'Texas Chainsaw Massacre' director Tobe Hooper has died, aged 74
- Author: Kyle Peterson Aug 28, 2017,
Aug 28, 2017, 1:08
The circumstances behind his death were not immediately disclosed with the public.
The film only had a $300,000 budget but made $30.8 million after becoming a horror movie classic - despite the controversy surrounding it due to how gory it was.
When The Texas Chain Saw Massacre was released 40 years ago, few if any anticipated that it would revolutionize the horror genre.
Whether that belongs to credited producer Steven Spielberg or credited director Hooper - or a unusual hybrid of the two - it's still a terrifying experience.
Hooper, who is survived by two sons, was born in Austin, Texas on January 25, 1943, and taught college before starting out in documentaries. My last memory of Hooper will be helping to run my childhood with one of the best and more revered adaptations of Stephen King's work, the 1979 TV movie, Salem's Lot.
Hooper also directed rocker Billy Idol's dystopian zombie-themed music video for "Dancing with Myself" (1982). Inspired by the serial killer Ed Gein, it told the story of a group of young people who run afoul of a family of cannibals. Some of which were better films that Chain Saw, if not as important. Still, "The Texas Chain Saw Massacre" wasn't as explicitly grisly as it was reputed to be; much of its humor-sprinkled horror was summoned by the filmmaking and the buzz of one terrifying power tool.
In many ways, Hooper's work on Texas Chainsaw wrote the playbook for future indie horror successes.
Hooper stuck to various flavors of horror for most of his career, though it wasn't just big screen features.
Hooper's supernatural thriller film "Djinn" premiered at the 2013 Abu Dhabi Film Festival.
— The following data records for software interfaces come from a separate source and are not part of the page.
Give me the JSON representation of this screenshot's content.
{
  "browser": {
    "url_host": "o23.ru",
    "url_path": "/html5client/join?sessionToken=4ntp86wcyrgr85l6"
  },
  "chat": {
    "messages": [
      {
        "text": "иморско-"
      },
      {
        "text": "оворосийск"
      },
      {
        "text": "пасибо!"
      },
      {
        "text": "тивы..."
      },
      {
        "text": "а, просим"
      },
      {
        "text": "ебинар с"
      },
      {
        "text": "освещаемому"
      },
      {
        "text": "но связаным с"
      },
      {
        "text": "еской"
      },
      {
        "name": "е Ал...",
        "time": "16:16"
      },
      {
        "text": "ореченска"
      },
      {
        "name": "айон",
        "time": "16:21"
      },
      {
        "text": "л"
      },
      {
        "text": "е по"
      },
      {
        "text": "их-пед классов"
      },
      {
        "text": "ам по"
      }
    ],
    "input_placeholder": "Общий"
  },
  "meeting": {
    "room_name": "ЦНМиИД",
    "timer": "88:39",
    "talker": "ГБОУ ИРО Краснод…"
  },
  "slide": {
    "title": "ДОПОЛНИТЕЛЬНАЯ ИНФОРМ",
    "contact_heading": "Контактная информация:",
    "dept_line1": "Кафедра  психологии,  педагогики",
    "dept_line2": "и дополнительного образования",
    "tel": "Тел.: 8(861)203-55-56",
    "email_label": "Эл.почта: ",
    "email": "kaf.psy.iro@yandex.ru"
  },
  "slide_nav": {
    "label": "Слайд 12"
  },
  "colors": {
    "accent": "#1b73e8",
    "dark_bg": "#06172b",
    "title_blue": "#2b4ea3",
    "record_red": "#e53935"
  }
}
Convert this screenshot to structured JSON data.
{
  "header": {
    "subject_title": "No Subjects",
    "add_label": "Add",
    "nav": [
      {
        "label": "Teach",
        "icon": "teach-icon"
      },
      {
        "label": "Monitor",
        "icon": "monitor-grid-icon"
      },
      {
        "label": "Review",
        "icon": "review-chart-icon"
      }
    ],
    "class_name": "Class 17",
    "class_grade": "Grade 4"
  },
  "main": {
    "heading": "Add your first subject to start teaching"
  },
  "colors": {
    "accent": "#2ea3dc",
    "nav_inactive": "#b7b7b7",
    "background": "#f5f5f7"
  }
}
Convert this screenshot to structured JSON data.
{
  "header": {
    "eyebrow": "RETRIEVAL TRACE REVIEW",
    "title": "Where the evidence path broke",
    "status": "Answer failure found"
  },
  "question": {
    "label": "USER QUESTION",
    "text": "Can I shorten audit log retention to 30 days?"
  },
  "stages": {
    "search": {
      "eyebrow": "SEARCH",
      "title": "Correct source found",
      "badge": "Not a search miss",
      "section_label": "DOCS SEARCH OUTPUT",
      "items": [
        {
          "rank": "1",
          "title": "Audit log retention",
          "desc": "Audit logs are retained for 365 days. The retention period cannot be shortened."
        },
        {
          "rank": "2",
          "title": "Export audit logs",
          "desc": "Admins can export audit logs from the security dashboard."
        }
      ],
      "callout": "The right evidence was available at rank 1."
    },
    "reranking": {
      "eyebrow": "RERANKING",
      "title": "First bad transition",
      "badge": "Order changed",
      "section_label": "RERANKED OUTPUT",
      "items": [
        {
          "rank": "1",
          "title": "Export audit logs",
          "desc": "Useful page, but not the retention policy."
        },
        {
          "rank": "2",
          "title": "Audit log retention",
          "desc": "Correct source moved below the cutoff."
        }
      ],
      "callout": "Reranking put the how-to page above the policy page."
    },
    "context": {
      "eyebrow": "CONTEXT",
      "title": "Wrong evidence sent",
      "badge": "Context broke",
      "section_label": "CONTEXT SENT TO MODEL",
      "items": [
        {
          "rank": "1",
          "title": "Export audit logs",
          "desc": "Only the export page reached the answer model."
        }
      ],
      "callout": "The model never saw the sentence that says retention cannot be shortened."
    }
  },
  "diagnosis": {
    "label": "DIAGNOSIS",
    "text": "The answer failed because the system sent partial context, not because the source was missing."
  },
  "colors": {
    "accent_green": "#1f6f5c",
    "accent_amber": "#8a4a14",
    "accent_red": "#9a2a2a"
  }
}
So long, Tobe Hooper", while Michael Mendez said, "Very sad to hear of the passing of another legend. Three films followed, and then came three more after a recent reboot.